PROBLEM TO SOLVE:
Filter the records down to the lines that hold the word "refdes", and copy each of those lines.

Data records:
#####

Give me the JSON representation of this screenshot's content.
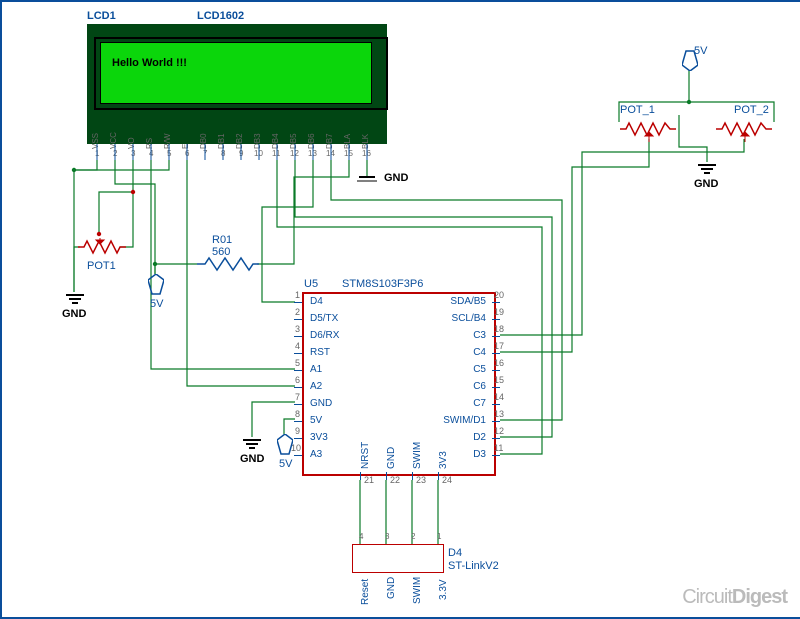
{
  "lcd": {
    "refdes": "LCD1",
    "part": "LCD1602",
    "display_text": "Hello World !!!",
    "pins": [
      "VSS",
      "VCC",
      "VO",
      "RS",
      "R/W",
      "E",
      "DB0",
      "DB1",
      "DB2",
      "DB3",
      "DB4",
      "DB5",
      "DB6",
      "DB7",
      "BLA",
      "BLK"
    ],
    "pin_nums": [
      "1",
      "2",
      "3",
      "4",
      "5",
      "6",
      "7",
      "8",
      "9",
      "10",
      "11",
      "12",
      "13",
      "14",
      "15",
      "16"
    ]
  },
  "mcu": {
    "refdes": "U5",
    "part": "STM8S103F3P6",
    "left_pins": [
      {
        "n": "1",
        "l": "D4"
      },
      {
        "n": "2",
        "l": "D5/TX"
      },
      {
        "n": "3",
        "l": "D6/RX"
      },
      {
        "n": "4",
        "l": "RST"
      },
      {
        "n": "5",
        "l": "A1"
      },
      {
        "n": "6",
        "l": "A2"
      },
      {
        "n": "7",
        "l": "GND"
      },
      {
        "n": "8",
        "l": "5V"
      },
      {
        "n": "9",
        "l": "3V3"
      },
      {
        "n": "10",
        "l": "A3"
      }
    ],
    "right_pins": [
      {
        "n": "20",
        "l": "SDA/B5"
      },
      {
        "n": "19",
        "l": "SCL/B4"
      },
      {
        "n": "18",
        "l": "C3"
      },
      {
        "n": "17",
        "l": "C4"
      },
      {
        "n": "16",
        "l": "C5"
      },
      {
        "n": "15",
        "l": "C6"
      },
      {
        "n": "14",
        "l": "C7"
      },
      {
        "n": "13",
        "l": "SWIM/D1"
      },
      {
        "n": "12",
        "l": "D2"
      },
      {
        "n": "11",
        "l": "D3"
      }
    ],
    "bottom_pins": [
      {
        "n": "21",
        "l": "NRST"
      },
      {
        "n": "22",
        "l": "GND"
      },
      {
        "n": "23",
        "l": "SWIM"
      },
      {
        "n": "24",
        "l": "3V3"
      }
    ]
  },
  "resistor": {
    "refdes": "R01",
    "value": "560"
  },
  "pots": {
    "contrast": "POT1",
    "adc1": "POT_1",
    "adc2": "POT_2"
  },
  "connector": {
    "refdes": "D4",
    "part": "ST-LinkV2",
    "pins": [
      "Reset",
      "GND",
      "SWIM",
      "3.3V"
    ],
    "nums": [
      "4",
      "3",
      "2",
      "1"
    ]
  },
  "net": {
    "v5": "5V",
    "gnd": "GND"
  },
  "watermark": [
    "Circuit",
    "Digest"
  ]
}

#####

YOUR RESPONSE:
    "refdes": "LCD1",
    "refdes": "U5",
    "refdes": "R01",
    "refdes": "D4",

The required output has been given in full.